The Zehut party will not run in next year’s Knesset election, party chairman and former Likud MK Moshe Feiglin announced Friday morning.
“Zehut will not run in the third election,” Feiglin said. Zehut “will share its vision outside of politics, and will return to run when Israeli society is ready for a change.”
Feiglin said that some on the Right had suggested Zehut join a broad coalition of right-leaning parties, aimed at forming a right-wing majority in the next Knesset.
“Such things are being said openly in the media, and it could be that some such possibility could arise.

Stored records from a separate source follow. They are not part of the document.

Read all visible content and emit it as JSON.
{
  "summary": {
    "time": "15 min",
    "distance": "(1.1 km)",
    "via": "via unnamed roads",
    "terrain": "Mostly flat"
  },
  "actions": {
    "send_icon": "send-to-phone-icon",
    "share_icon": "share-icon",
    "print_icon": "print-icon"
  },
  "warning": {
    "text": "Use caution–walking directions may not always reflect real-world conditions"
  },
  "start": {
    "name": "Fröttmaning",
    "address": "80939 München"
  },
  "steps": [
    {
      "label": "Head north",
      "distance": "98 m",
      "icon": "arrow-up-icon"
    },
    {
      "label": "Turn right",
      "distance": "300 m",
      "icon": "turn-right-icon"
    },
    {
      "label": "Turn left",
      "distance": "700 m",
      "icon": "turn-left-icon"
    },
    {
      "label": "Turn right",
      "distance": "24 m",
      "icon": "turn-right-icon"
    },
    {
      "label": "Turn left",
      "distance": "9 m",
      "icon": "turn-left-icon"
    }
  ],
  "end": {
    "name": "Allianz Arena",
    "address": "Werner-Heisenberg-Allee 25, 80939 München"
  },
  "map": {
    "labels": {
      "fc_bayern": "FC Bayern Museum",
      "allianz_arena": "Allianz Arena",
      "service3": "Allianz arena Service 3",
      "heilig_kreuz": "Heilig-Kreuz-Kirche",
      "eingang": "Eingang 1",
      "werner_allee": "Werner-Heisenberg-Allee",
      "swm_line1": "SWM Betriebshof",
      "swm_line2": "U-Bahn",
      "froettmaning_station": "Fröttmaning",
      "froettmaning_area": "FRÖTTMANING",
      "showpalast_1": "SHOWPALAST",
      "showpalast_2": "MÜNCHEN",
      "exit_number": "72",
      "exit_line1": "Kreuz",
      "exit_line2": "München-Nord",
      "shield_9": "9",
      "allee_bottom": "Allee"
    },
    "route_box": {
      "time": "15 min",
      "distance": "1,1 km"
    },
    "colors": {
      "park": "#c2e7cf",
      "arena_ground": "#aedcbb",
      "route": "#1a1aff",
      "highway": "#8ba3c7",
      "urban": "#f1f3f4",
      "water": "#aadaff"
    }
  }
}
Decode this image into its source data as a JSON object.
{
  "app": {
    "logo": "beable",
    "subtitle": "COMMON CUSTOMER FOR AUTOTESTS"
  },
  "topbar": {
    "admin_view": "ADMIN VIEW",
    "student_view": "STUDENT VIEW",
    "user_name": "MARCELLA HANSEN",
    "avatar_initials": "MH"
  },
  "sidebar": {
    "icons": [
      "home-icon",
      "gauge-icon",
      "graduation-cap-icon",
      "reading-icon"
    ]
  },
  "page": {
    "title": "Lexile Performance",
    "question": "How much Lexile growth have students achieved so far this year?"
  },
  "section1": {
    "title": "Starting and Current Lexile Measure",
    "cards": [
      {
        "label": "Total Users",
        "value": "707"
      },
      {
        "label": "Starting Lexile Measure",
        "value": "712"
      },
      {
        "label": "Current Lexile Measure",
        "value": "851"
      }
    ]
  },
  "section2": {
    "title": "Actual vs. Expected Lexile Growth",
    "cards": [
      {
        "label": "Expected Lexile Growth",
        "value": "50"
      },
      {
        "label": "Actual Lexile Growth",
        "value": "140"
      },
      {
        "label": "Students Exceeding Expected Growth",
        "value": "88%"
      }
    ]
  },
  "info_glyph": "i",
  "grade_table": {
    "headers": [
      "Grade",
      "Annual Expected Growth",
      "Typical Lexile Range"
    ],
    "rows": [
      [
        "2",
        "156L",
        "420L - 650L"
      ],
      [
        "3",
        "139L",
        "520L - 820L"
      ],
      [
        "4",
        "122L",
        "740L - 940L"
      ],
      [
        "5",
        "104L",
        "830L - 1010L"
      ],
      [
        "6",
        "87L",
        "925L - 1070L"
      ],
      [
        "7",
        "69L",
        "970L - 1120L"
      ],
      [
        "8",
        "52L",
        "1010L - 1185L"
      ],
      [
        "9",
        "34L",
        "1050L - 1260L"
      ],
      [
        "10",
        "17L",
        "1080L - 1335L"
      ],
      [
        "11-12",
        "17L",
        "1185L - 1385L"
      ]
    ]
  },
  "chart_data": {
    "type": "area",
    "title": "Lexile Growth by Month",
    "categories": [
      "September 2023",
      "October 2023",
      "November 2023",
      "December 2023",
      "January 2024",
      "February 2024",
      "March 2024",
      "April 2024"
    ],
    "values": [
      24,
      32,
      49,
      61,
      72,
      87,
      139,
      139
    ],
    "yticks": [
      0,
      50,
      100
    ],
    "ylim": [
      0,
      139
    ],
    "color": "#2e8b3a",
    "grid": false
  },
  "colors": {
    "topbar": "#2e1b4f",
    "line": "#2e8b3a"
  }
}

There has also been talk about a possible joint run within the Religious Zionist [camp].”
The Zehut party chairman played down the possibility of such a joint run, however.
“But today I understand that in such a position, which is bound by the old division of left and right, Zehut’s voice would not be heard.”
“Zehut must run by itself – it cannot join up with any other party, and if it cannot do so right now, it must wait, work as an ideas movement to create interest in its ideas and to build from scratch the right venue for its ideas.”
Zehut fell short of the 3.25% electoral threshold in the April 2019 election, receiving 2.74% of the vote, despite polls showing it clearing the threshold.
In the September election, Zehut signed a deal with the Likud to drop out of the race in exchange for a ministry in the next government, and the Likud adopting some of Zehut’s positions.
The move caused a rupture within Zehut, leading some members of the party to bolt.
Earlier this month, economist Gilad Alper, physics lecturer Rafael Minnes, and educator and school reform activist Libby Molad formally launched the New Liberal Party of Israel, which, like Zehut, advocates libertarian positions on social and economic issues.